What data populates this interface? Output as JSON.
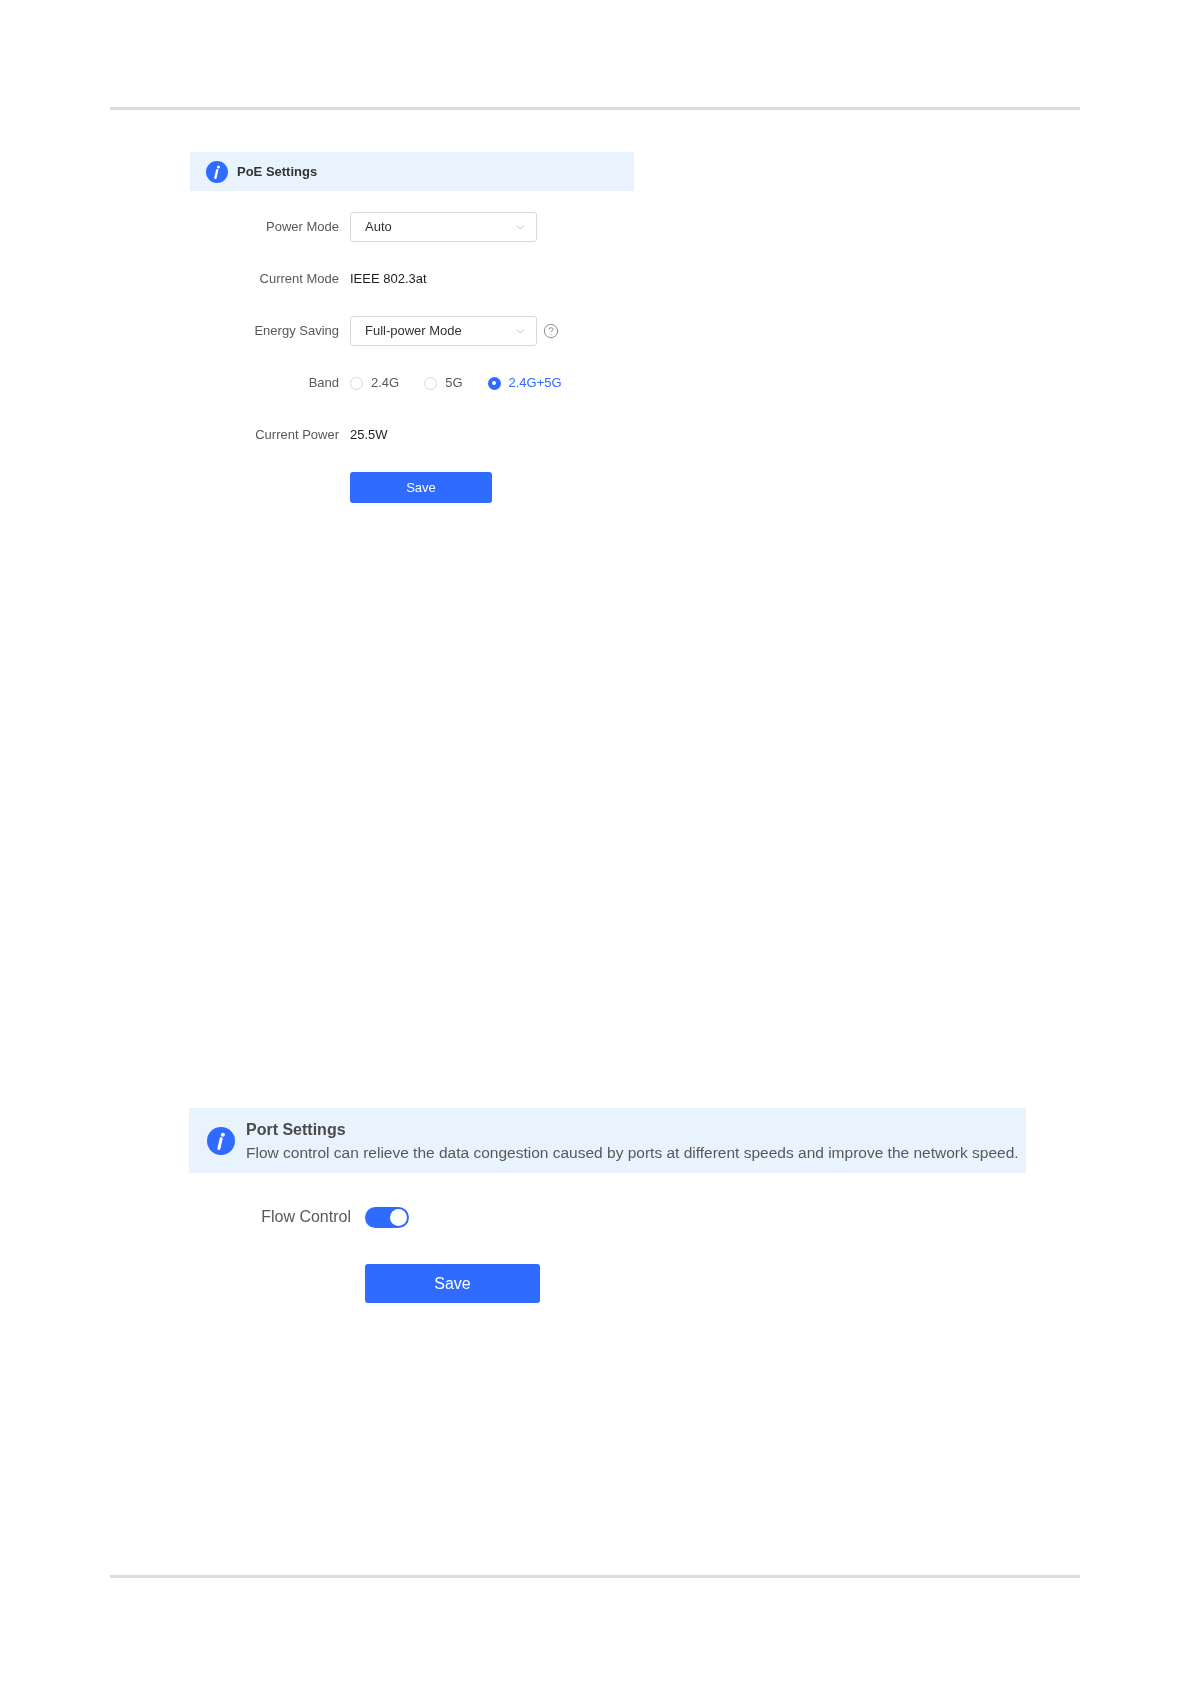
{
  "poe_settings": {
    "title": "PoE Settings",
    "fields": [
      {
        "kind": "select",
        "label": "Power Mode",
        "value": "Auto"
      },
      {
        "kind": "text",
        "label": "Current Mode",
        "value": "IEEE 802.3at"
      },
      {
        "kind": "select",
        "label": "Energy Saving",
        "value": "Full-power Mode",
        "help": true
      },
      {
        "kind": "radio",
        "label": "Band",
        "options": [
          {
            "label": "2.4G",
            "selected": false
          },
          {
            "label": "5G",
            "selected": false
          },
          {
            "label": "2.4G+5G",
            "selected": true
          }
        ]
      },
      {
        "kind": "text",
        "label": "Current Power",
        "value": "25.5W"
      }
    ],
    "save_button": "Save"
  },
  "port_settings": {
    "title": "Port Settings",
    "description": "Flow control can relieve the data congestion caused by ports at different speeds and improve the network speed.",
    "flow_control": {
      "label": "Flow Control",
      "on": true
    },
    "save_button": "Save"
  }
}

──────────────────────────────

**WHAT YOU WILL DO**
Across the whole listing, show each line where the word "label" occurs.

**ANSWER BOX**
        "label": "Power Mode",
        "label": "Current Mode",
        "label": "Energy Saving",
        "label": "Band",
            "label": "2.4G",
            "label": "5G",
            "label": "2.4G+5G",
        "label": "Current Power",
      "label": "Flow Control",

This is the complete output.